Aria, I love you so much. Please remember that. Always.


If you've made it through the letter...thank you.  Thank you for letting me speak his name.  Thank you for not leaving me alone in a room with an elephant.  Like I said, tonight I'm missing him.  I've already dragged out old photos and letters. He left behind friends and family who loved him dearly.  He left behind a beautiful son, a son that wasn't even quite a month old and while I was never as angry with Barry as perhaps I should have been...that one point does infuriate me.  Barry missed out on seeing his son grow into a brilliant and admirable young man...a son that only knows his father through old photos and stories.  The rest of us are left with fleeting memories.  




  1. What a wonderful and inspiring letter/post. I am not sure who actually reads comments but I was Barry's girlfriend and the mother of his son. Barrys death has always been an elephant in the room, except when it came to us. Thank you for being my strength all those years ago, for being their for me and Aiden and for being the one person in my life that is still willing to talk about him, about what he did, how it made us feel and for always being honest and never trying to Sugarcoat it. I know first hand how difficult it can be to discuss this topic with a child and I have no doubt that you will approach the subject with strength and wise words. Thank you for writing this,you have no idea.

    1. No matter the distance or the time, you are my forever friend. And even if we live far apart...when I'm 80 I still plan on flying my butt out to Indiana or wherever you live to sit with you, drink some coffee, and just talk. Thank you for simply being in my life. While I wish Barry's death had never happened especially the way that it did...I am thankful that I had you by my side. You and Aiden were the reason I held it together as well I did. I love you both dearly.

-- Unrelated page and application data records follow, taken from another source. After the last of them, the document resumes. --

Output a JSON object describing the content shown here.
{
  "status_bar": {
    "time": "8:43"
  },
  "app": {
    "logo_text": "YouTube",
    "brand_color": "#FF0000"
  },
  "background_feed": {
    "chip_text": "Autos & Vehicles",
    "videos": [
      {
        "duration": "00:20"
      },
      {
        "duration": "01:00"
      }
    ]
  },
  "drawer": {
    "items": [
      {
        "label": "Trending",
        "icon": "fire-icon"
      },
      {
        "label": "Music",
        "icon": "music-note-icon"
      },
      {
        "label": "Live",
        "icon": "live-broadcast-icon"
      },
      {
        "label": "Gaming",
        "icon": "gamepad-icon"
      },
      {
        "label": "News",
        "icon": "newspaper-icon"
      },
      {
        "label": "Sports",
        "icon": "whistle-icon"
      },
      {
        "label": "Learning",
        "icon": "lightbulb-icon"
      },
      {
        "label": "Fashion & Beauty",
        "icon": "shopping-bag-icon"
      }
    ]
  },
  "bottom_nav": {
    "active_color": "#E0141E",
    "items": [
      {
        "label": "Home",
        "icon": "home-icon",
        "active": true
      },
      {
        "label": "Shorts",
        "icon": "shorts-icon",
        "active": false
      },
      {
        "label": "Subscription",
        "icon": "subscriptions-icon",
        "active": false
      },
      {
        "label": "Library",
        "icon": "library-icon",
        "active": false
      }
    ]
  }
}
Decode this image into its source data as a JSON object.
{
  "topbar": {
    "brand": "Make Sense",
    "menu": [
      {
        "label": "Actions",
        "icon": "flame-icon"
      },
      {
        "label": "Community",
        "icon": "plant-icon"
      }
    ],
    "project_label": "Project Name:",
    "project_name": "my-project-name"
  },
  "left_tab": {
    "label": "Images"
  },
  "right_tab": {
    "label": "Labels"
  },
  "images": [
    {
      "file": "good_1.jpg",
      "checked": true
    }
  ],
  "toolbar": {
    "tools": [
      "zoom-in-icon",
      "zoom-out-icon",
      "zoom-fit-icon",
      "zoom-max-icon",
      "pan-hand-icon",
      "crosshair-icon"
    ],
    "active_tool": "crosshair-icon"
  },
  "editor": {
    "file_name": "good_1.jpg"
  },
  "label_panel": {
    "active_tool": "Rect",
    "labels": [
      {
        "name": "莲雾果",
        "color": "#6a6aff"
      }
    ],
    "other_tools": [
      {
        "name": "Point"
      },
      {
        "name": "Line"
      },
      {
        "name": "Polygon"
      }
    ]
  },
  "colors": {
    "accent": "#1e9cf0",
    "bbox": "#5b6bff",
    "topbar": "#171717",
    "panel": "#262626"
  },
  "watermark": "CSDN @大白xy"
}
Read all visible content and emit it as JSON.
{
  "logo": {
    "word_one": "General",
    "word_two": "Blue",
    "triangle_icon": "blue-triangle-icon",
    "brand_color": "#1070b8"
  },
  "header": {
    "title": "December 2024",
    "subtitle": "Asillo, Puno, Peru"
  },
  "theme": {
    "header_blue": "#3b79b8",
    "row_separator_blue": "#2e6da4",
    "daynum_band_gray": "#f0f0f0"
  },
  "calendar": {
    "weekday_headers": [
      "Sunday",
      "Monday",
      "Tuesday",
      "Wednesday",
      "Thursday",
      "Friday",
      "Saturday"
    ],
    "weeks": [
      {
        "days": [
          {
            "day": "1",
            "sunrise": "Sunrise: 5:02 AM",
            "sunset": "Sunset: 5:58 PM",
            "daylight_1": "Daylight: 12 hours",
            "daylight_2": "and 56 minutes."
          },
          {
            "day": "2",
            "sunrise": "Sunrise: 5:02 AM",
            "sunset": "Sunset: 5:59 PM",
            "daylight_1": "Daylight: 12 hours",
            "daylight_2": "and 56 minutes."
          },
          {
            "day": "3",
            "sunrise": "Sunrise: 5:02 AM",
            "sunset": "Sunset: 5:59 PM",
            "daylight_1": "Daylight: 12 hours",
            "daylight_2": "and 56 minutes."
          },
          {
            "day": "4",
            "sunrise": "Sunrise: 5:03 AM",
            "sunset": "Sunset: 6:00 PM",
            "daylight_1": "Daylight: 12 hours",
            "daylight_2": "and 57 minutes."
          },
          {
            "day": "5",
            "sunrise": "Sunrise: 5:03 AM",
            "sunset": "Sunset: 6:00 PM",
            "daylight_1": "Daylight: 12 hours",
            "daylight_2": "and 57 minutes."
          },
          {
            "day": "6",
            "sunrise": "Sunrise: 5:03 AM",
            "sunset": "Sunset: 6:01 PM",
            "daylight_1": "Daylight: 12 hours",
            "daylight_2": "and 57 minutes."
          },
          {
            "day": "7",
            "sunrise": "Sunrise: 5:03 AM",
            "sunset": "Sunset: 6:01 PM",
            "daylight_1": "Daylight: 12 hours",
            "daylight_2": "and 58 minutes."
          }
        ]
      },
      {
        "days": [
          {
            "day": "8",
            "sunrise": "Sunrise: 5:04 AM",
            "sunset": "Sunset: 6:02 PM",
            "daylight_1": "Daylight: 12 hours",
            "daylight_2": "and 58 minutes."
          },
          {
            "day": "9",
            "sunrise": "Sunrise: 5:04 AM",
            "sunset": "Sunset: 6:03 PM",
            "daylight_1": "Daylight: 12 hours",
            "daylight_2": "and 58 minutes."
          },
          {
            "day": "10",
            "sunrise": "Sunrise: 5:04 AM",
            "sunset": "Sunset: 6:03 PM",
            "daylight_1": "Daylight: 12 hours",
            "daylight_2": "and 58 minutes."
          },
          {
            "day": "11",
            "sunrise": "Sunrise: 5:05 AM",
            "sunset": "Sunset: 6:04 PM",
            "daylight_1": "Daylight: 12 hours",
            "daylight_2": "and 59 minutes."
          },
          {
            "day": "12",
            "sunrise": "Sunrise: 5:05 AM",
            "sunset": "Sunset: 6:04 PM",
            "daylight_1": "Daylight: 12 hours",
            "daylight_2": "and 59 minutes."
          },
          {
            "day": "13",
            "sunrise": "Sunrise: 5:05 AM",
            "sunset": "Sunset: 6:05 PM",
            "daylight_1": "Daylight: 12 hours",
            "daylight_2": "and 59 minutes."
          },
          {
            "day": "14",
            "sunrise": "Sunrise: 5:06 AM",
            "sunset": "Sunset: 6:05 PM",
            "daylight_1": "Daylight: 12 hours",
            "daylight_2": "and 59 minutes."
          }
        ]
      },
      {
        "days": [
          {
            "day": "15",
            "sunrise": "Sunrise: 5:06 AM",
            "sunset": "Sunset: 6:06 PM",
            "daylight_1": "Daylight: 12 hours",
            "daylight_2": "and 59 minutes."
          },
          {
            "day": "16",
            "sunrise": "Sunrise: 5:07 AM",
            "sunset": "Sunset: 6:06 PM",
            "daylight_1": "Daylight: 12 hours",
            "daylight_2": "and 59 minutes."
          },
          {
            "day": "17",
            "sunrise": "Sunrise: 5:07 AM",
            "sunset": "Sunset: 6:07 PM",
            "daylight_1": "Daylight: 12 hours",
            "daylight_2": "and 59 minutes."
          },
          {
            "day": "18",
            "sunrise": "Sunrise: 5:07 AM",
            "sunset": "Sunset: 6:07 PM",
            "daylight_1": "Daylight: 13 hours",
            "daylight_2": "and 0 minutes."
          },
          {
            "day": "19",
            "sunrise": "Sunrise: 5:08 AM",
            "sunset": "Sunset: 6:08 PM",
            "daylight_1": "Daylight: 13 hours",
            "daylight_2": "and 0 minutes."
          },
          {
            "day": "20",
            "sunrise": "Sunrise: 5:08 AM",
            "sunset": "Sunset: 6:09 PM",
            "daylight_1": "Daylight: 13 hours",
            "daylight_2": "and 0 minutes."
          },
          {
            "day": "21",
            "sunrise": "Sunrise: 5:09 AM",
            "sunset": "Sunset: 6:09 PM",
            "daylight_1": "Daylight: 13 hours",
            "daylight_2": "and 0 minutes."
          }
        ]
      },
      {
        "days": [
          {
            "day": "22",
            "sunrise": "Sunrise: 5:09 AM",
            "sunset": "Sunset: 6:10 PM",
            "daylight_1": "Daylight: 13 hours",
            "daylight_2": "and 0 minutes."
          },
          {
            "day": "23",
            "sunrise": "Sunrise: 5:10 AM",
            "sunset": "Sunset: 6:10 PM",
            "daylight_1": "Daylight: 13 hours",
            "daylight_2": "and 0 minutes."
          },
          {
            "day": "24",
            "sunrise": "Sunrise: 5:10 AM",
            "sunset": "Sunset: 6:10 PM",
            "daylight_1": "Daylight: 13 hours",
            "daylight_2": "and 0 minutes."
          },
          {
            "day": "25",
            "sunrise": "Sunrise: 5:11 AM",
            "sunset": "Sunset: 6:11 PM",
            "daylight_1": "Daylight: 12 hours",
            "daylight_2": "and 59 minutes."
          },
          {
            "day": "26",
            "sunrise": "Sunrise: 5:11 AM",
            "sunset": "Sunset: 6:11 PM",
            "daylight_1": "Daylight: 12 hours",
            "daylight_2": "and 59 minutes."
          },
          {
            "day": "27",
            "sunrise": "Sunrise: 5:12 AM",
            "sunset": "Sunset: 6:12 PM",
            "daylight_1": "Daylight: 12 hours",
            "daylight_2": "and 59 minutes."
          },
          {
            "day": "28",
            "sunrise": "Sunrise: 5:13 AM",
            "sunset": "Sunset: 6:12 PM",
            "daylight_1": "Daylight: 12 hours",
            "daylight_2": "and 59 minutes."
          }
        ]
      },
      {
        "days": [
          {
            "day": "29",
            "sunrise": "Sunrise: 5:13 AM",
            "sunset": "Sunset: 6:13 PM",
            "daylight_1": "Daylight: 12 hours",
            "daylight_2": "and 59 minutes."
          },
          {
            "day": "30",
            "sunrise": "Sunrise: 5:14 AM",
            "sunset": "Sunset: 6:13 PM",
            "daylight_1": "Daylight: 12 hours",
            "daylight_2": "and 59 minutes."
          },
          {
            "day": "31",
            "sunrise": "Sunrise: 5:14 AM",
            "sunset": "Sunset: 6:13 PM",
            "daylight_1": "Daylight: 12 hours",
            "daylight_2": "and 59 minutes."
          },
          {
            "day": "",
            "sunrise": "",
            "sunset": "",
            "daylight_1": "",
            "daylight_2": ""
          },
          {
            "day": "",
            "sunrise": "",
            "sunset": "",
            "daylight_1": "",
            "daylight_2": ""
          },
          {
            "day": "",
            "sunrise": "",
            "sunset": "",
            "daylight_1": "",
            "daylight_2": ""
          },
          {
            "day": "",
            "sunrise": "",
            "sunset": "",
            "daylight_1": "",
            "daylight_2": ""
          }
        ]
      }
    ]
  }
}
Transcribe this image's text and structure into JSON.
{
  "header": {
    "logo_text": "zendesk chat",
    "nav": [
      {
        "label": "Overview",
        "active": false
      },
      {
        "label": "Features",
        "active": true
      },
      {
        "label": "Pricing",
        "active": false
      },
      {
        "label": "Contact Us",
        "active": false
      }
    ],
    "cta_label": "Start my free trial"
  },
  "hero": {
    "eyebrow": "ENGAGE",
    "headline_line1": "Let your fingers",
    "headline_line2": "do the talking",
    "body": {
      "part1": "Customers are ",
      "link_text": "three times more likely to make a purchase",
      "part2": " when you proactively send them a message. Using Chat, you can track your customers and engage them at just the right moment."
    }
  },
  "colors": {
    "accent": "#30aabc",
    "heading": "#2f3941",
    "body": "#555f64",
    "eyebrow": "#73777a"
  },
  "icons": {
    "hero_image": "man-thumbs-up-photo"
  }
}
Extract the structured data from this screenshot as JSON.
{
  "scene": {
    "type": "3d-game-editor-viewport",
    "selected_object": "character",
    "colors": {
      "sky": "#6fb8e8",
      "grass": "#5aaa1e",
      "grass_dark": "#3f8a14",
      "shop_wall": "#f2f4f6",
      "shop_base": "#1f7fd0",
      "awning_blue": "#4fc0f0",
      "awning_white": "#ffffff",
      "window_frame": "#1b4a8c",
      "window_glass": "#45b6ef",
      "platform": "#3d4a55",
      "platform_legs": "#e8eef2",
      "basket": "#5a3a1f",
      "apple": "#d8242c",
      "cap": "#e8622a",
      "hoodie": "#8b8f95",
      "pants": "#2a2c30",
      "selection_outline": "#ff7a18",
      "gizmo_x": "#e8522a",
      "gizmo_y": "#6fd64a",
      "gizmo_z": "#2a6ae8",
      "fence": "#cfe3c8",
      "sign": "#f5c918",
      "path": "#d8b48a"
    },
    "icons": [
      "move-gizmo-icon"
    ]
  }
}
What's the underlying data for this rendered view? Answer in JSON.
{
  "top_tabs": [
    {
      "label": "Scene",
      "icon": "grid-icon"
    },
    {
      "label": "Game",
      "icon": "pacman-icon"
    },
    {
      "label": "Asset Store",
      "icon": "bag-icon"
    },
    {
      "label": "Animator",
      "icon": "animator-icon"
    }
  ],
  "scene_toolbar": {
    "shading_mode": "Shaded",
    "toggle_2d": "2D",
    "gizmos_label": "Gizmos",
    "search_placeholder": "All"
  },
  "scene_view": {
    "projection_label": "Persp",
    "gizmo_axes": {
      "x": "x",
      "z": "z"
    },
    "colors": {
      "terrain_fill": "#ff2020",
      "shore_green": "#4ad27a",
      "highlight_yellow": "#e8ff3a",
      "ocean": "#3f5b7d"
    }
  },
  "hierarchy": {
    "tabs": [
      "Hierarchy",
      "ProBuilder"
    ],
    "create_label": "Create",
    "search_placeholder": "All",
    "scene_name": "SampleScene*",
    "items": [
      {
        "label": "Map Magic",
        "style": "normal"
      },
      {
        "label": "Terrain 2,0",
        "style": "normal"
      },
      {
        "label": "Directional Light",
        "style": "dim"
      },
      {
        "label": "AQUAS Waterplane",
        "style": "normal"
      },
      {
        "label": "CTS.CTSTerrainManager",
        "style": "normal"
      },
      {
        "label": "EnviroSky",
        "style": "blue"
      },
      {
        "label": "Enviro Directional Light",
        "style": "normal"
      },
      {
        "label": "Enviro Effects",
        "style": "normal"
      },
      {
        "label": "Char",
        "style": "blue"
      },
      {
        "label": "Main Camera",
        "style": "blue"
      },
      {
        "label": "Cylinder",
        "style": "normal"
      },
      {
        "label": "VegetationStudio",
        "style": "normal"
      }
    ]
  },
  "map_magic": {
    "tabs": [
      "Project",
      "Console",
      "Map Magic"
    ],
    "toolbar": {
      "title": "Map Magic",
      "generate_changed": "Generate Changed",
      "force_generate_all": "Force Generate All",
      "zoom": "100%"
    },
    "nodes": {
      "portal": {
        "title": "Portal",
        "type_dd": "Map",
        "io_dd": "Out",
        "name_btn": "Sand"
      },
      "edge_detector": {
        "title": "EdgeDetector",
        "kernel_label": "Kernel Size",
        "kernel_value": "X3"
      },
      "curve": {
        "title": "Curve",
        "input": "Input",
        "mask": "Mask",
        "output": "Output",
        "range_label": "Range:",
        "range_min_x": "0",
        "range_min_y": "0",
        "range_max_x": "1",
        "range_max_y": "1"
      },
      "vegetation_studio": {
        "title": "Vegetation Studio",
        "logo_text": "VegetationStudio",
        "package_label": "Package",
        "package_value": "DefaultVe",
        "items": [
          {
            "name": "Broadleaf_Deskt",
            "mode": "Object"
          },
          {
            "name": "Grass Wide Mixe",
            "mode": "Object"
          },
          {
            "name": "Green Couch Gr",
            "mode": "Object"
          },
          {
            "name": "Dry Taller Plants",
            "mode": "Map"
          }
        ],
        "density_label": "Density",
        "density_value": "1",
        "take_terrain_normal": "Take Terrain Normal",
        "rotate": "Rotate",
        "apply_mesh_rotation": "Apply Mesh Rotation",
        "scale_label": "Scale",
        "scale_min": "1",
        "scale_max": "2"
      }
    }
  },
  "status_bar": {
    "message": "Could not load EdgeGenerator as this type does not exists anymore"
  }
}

  2. Beautiful, Robin. Thank you so much for sharing. For those of us that have lost someone,I think we all can relate that one of the hardest parts is the "walking on eggshells" everyone around you does. No one wants to talk about them - for fear of powerful emotions? I don't know. We need to be more comfortable with taking about death and loss so that we can offer comfort to our friends who need it so completely. So, anyway, thank you. For sharing and for opening up this dialogue. Lesley

  3. Robin, thank you for sharing your story and personal letter. In my experience suicide is something that many people feel uncomfortable discussing, not just because of the stigma of mental health or having mortality thrust upon us, but also because it means allowing the pain of losing someone you cared about come to the surface again. You are a strong woman and mother and I applaud you for writing candidly about this to Aria.

    You are pretty amazing.


    1. Thank you! Your words really do mean a lot to me. PS: Aria was just talking about her little bunting you made her the other day. She still loves it so! ;D